The photographic fine print tradition

The making of a print is a unique combination of mechanical execution and creative activity. It is mechanical in the sense that the basis of the final work is determined by the content of the negative. However, it would be a serious error to assume that the print is merely a reflection of negative densities in positive form. The print values are not absolutely dictated by the negative, any more than the content of the negative is absolutely determined by the circumstances of subject matter. The creativity of the printing process is distinctly similar to the creativity of exposing negatives: in both cases we start with conditions that are ‘given’, and we strive to appreciate and interpret them. In printing we accept the negative as a starting point that determines much, but not all, of the character of the final image. Just as different photographers can interpret one subject in numerous ways, depending on personal vision, so might each make varying prints from identical negatives.

The term ‘fine print’ (or ‘expressive print’ as I think of it) is elusive in meaning. The fine print represent, to me, as expressive object of beauty and excellence. The difference between a very good print and a fine print is quite subtle and difficult, if not impossible to describe in words. There is a feeling of satisfaction in the presence of a fine print – and uneasiness with a print that falls short of optimum quality. The degree of satisfaction or lack of it relates to the sensitivity and experience of the photographer and viewer.

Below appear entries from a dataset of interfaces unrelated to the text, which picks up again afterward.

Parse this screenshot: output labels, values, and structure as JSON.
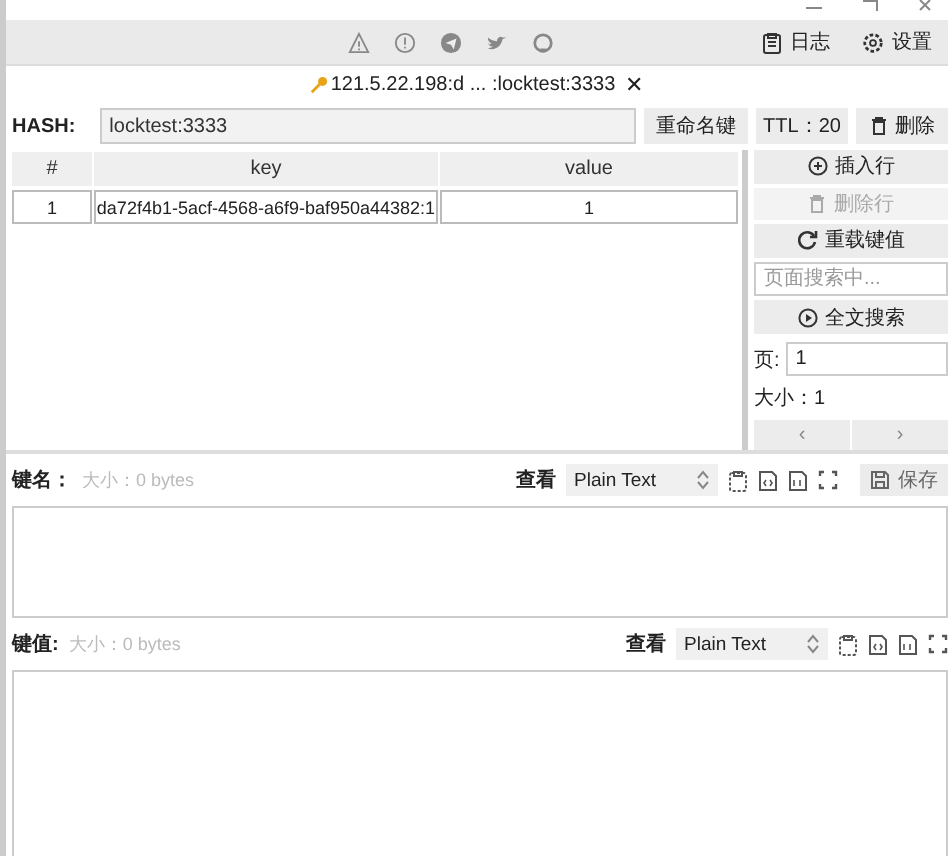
{
  "toolbar": {
    "buttons": [
      {
        "label": "日志",
        "kind": "log"
      },
      {
        "label": "设置",
        "kind": "settings"
      }
    ]
  },
  "tab": {
    "title": "121.5.22.198:d ... :locktest:3333",
    "close": "✕"
  },
  "hash": {
    "label": "HASH:",
    "value": "locktest:3333",
    "rename": "重命名键",
    "ttl": "TTL：20",
    "delete": "删除"
  },
  "table": {
    "columns": [
      "#",
      "key",
      "value"
    ],
    "rows": [
      {
        "index": "1",
        "key": "da72f4b1-5acf-4568-a6f9-baf950a44382:1",
        "value": "1"
      }
    ]
  },
  "actions": [
    {
      "label": "插入行",
      "kind": "insert",
      "disabled": false
    },
    {
      "label": "删除行",
      "kind": "delete",
      "disabled": true
    },
    {
      "label": "重载键值",
      "kind": "reload",
      "disabled": false
    }
  ],
  "page_search": {
    "placeholder": "页面搜索中..."
  },
  "full_search": "全文搜索",
  "pager": {
    "page_label": "页:",
    "page": "1",
    "size": "大小：1",
    "prev": "‹",
    "next": "›"
  },
  "editors": [
    {
      "label": "键名：",
      "size": "大小：0 bytes",
      "view_label": "查看",
      "format": "Plain Text",
      "save": "保存"
    },
    {
      "label": "键值:",
      "size": "大小：0 bytes",
      "view_label": "查看",
      "format": "Plain Text"
    }
  ]
}
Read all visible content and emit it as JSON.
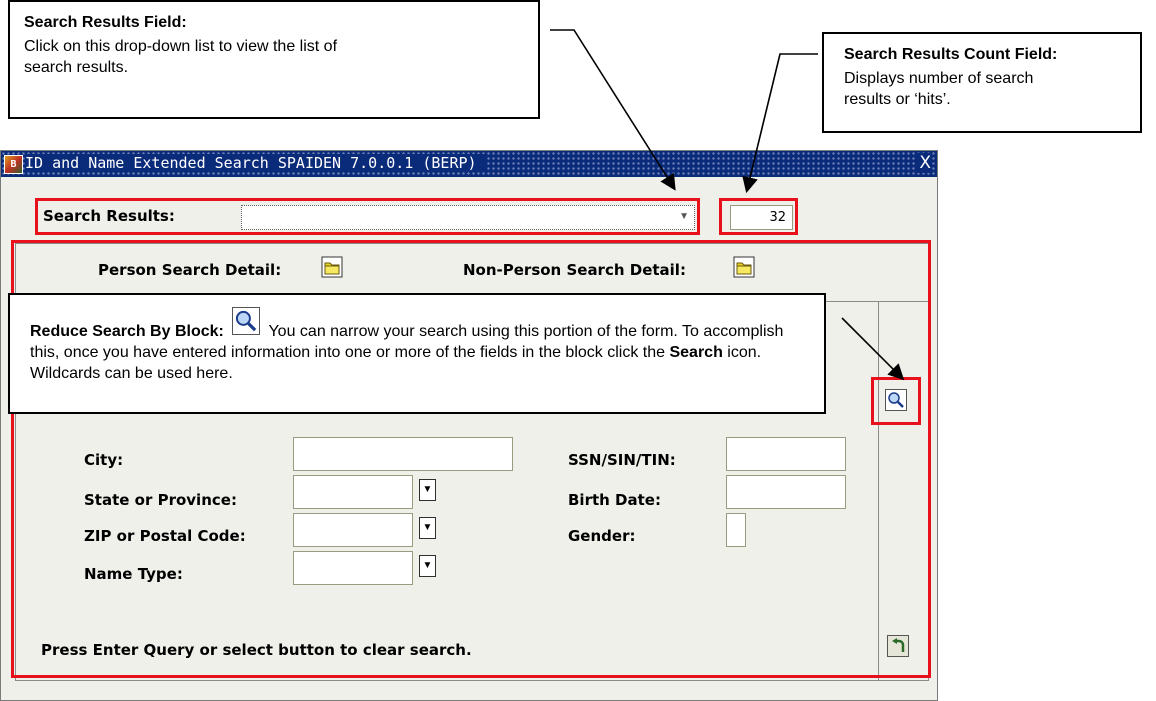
{
  "callouts": {
    "search_results": {
      "title": "Search Results Field:",
      "body": "Click on this drop-down list to view the list of search results."
    },
    "count": {
      "title": "Search Results Count Field:",
      "body": "Displays number of search results or ‘hits’."
    },
    "reduce": {
      "title": "Reduce Search By Block:",
      "body_pre": "You can narrow your search using this portion of the form. To accomplish this, once you have entered information into one or more of the fields in the block click the ",
      "body_bold": "Search",
      "body_post": " icon. Wildcards can be used here."
    }
  },
  "window": {
    "title": "ID and Name Extended Search  SPAIDEN  7.0.0.1  (BERP)",
    "close": "X"
  },
  "search": {
    "label": "Search Results:",
    "value": "",
    "count": "32"
  },
  "details": {
    "person_label": "Person Search Detail:",
    "nonperson_label": "Non-Person Search Detail:"
  },
  "form": {
    "city_label": "City:",
    "state_label": "State or Province:",
    "zip_label": "ZIP or Postal Code:",
    "nametype_label": "Name Type:",
    "ssn_label": "SSN/SIN/TIN:",
    "birth_label": "Birth Date:",
    "gender_label": "Gender:",
    "city": "",
    "state": "",
    "zip": "",
    "nametype": "",
    "ssn": "",
    "birth": "",
    "gender": ""
  },
  "status": {
    "message": "Press Enter Query or select button to clear search."
  },
  "colors": {
    "highlight": "#e8101a",
    "titlebar": "#0a2a7a",
    "form_bg": "#f0f0ea"
  }
}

A fine print has been generally assumed to have a full range of values, clear delineation of form and texture, and a satisfactory print ‘colour’. But what a catastrophe it would be if all photographs only met these criteria! True, a note of pure white or solid black can serve as a ‘key’ to other values, and an image that needs these key values will feel weal without them.
(excert from Ansel Adams The Print 1980, page 1-3)

Harry Nankin The Burning Bush 1990 (transparency) 1991 (print)
Dye transfer fibre based print 47 x 56cm
Collection of the artist